And he washed his face, and went out, and refrained himself, and said, Set on bread.No text from Poole on this verse.
And they set on for him by himself, and for them by themselves, and for the Egyptians, which did eat with him, by themselves: because the Egyptians might not eat bread with the Hebrews; for that is an abomination unto the Egyptians.They set on for him by himself; partly because the dignity of his place, and the custom of princes, required this state; and partly for the reason here following.
That is an abomination unto the Egyptians; not so much from their pride and disdain of other people, as from their superstition and idolatry; partly because they worshipped the creatures which the Hebrews and others did commonly eat; and partly because of some peculiar rites and customs which they had in the dressing and ordering of their diet. Whence Herodotus affirms, that the Egyptians would not use the pots nor knives of the Grecians about their food. Compare Genesis 46:34. See there, Exodus 8:26.
And they sat before him, the firstborn according to his birthright, and the youngest according to his youth: and the men marvelled one at another.The youngest according to his youth; being so placed either by Joseph’s appointment; or rather by their own choice, and according to their custom; by which the elder, though the handmaidens’ children, took place of the younger, who by that order were taught what veneration they owe to the aged, and how great a sin it is, though very customary, in young men to despise those whom they should reverence.

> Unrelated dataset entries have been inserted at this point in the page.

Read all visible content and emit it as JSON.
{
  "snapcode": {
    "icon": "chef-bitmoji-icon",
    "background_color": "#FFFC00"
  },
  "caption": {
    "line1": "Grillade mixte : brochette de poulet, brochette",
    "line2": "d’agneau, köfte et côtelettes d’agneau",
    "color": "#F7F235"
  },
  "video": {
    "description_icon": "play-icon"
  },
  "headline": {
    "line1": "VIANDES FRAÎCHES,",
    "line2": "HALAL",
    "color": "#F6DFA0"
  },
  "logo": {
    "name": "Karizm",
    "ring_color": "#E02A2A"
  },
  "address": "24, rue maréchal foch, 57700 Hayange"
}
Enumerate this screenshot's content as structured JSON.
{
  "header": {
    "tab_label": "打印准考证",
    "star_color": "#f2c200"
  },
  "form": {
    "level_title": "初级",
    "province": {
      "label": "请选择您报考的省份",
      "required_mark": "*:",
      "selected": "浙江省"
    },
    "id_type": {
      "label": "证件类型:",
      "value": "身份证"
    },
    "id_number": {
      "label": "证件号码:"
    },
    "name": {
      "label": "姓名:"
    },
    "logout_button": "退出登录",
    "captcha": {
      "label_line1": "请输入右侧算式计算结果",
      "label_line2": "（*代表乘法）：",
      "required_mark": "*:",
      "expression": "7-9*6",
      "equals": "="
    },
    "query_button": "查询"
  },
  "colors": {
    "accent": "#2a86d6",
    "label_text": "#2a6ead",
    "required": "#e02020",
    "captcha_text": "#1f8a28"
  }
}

The men, not the Egyptians, but the Hebrews, the men last spoken of,
marvelled; either at the matter and manner of the feasts and entertainments of the Egyptians; or rather, at the singular honour which Joseph did to them above all others, the reason whereof they could not conceive, and therefore marvelled at it.
And he took and sent messes unto them from before him: but Benjamin's mess was five times so much as any of theirs. And they drank, and were merry with him.It was the ancient custom of Egypt and other countries in their feasts, that either all the meat, or at least some eminent parts and parcels of it, were not promiscuously set before all the guests, but peculiarly distributed by the master of the feast to the several guests, and that differently, according to his respect and affection to them, or to their several qualities. See 1 Samuel 1:5 9:22-24.
Five times so much as any of theirs; partly, because of his nearer relation and dearer affection to him; and partly, to observe whether this would raise that envy in them towards him, which was the occasion of their malicious enterprise against himself, that he might accordingly provide for his security.
Were merry: the Hebrew word oft signifies to be drunk, but ofttimes it is only to drink liberally, though not to drunkenness, as may appear from Song of Solomon 5:1 Haggai 1:6 John 2:10.